PERRY -- Parents, teachers and Houston County school officials packed City Council chambers Tuesday evening and pressed council not to cut school resource officers and crossing guards from the city’s upcoming budget.
“Y’all have a police officer here in case something goes down,” said parent Joe Boyse. “We’ve got 4,000 kids in schools. Is their safety not that important?”
About 60 residents attended the last public hearing of seven held on the budget to protest City Council’s proposal to shift funding responsibilities of three crossing guards and two school officers to the Houston County Board of Education. The move would save the city about $110,000.
“There’s no one up here that thinks that the safety of our children isn’t important,” said Mayor Jimmy Faircloth after 30 minutes of public comments. “The one question we have is, should the city of Perry pay for what we see as a school board function?”
The school board and City Council must approve their fiscal 2012 budgets by July 1, when the new fiscal year begins. Perry expects to approve its budget June 21, a day after the school board intends to approve its budget.
But the officials remained divided Tuesday night about who should fund positions related to public safety in the schools.
Currently, the school board pays for the hours that one of the two school resource officers works in the schools. Perry pays for the remainder of that officer’s time -- when he works as a Perry police officer -- and all of the second school resource officer’s salary and benefits, Faircloth said.
The city fully funds the crossing guards’ salaries.
Robin Hines, superintendent of Houston County schools, told council he doesn’t see the problem with the officers since the board already funds the hours worked at Perry High School. And, he said, crossing guards are a city’s responsibility.
“That is a public safety issue and should be taken on by the city of Perry,” Hines told council.
The principals for the city’s primary, middle and high schools all spoke to council, insisting eliminating crossing guards could mean a life.
“We’re going to do our part in the schools, but we need to make sure that they get there safely,” said Linda Horne, assistant superintendent for the school system, laying out a scenario of a student not making it from primary school to graduation because of a major accident.
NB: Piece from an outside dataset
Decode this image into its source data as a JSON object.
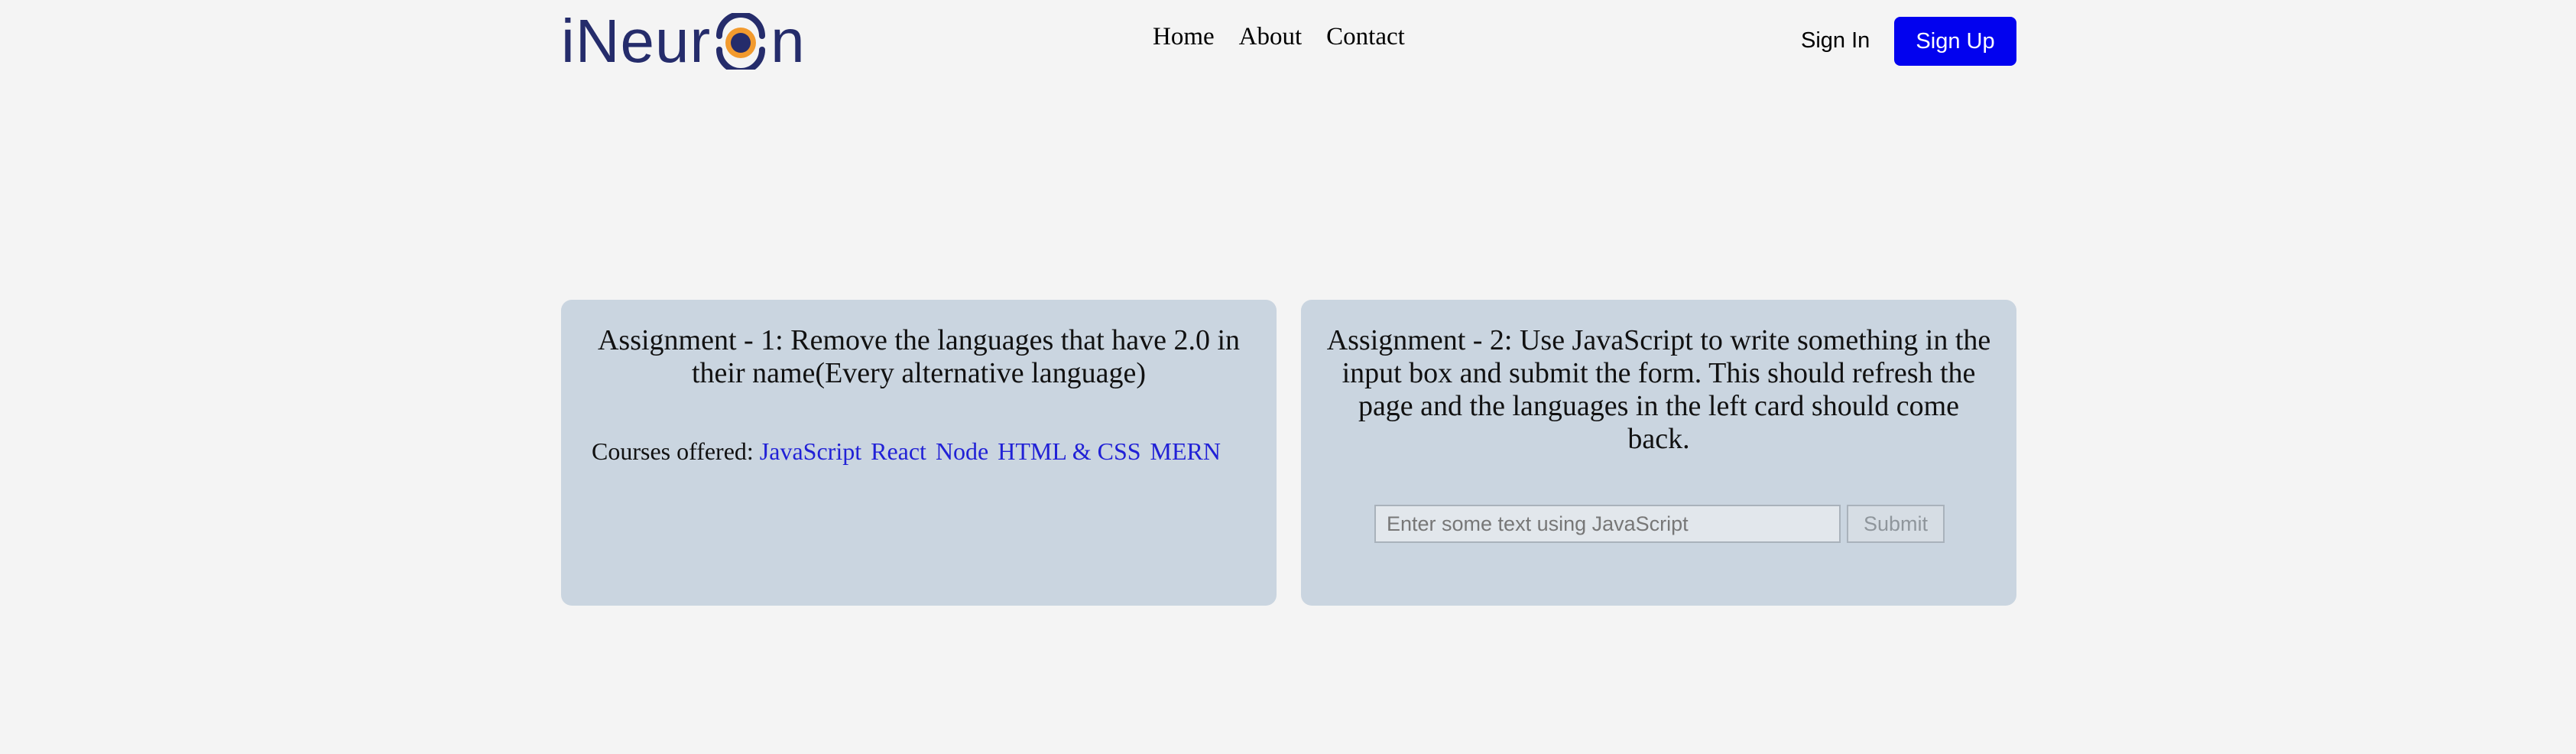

The principals, teachers and parents said the school resource officers are just as invaluable because they are mentors to the children, provide a sense of security and contribute to directing traffic before and after school.
“The kids are comfortable with him,” Perry High School Principal Darryl Albritton said of the school’s resource officer, explaining students have even provided tips for the officer to solve crimes outside the school. “They know him. They respect him.”
After Hines said school officials were never given a heads up about the shift, Faircloth said the non-communication was not intentional. After the meeting, he said he intends to meet with Hines before the next council meeting.
Faircloth maintained the school positions are not the city’s responsibility to fund. Still, school board Chairman Tom Walmer said the city may be splitting hairs when it comes to the taxpayer.
“It’s not really savings to the taxpayer. It’s just a shift of responsibility,” he told council.
To contact writer Christina M. Wright, call 256-9685.